"He earned thirty-eight dollars a month plus allowances. A really good pair of leather boots cost fifty dollars. But an affordable pair of boots, which were sort of OK for a season or two and then leaked like hell when the cardboard gave out, cost about ten dollars. Those were the kind of boots Vimes always bought, and wore until the soles were so thin that he could tell where he was in Ankh-Morpork on a foggy night by the feel of the cobbles.
But the thing was that good boots lasted for years and years. A man who could afford fifty dollars had a pair of boots that'd still be keeping his feet dry in ten years' time, while the poor man who could only afford cheap boots would have spent a hundred dollars on boots in the same time and would still have wet feet." (Men at Arms, Terry Pratchett)
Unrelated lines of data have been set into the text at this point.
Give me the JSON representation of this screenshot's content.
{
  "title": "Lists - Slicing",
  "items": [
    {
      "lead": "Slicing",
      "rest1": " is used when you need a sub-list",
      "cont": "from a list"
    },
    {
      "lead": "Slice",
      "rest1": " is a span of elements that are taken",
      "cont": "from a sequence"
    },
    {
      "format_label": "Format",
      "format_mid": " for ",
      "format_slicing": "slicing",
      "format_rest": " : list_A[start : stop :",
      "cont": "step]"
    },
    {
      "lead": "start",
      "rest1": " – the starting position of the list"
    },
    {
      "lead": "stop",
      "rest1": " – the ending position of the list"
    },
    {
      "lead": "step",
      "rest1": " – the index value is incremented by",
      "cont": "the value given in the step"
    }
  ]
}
Years ago, I had a sole of a pair of sandals come unglued at the toe, leaving the sole flapping. I found a replacement pair. I thought to myself "At least ths sole is sewn on to these, they should last a long time". I was wrong on both counts. When that sole came loose I found out that the stitching was just decorative and didn't attach anything. As I got older i learned that a non-sneaker shoe over $100 was far more likely to last more than a year, but I still had some trouble telling the difference between $100 worth of durability and a $50 shoe with $50 worth of fashionable brand name tacked on. A few months ago Youtube suggested a video by Bedo's Leatherworks where he recrafts shoes as he explains, and I learned the difference between stitched on and cemented soles.
A couple of generations ago Goodyear welt was the normal construction for even mid grade shoes, now it is limited mostly to mid-grade or better work boots. Dressier GYW shoes still exist but are relatively rare. Not all GYW shoes are quality--in particular boots that advertise it as a feature often use a plastic welt that is likely to crack. Pictured is a vintage GYW shoe with the outsole and midsole removed, showing construction details at the welt joint. The upper picture shows the welt sewn through the upper, the lower picture is the same area from the bottom. This particular shoe has Poron sheet foam filler, better shoes would generally have cork or leather.
Blake Stitch is relatively simple in concept--the whole stack of insole, midsole and outsole is stitched straight through by a machine that can reach all the way into the toe. Sleeker and more flexible than Goodyear Welt, may need less break in. They can be re-soled, but not all cobblers have the machine to do it. They also can't be re-soled as many times--you can't re-use the holes, and when too many new holes have been made the leather will tear and there's no welt to replace.
Blake Rapid is sort of a hybrid between Blake and Goodyear welt. Instead of a welt, the midsole is Blake stitched to the insole and upper, then the outsole (bottom layer) is stitched to the midsole . Eliminates the direct path for water to wick. It can be hard to tell the difference between Blake Rapid and Goodyear welt without disassembling the shoe
A few sneakers (mostly from non-athletic brands) use a cup sole sewn through the sidewall. Born uses a similar construction on many of their shoes they call Opanka. Many of the sneakers are at least technically resoleable, Born says their version isn't.
Most other sewn sole shoes are variations and combinations of the above...but sewn soles are a tiny percentage of all shoes, mostly in work boots where the durability is more important. Most shoes are some sort of cement (glued) construction.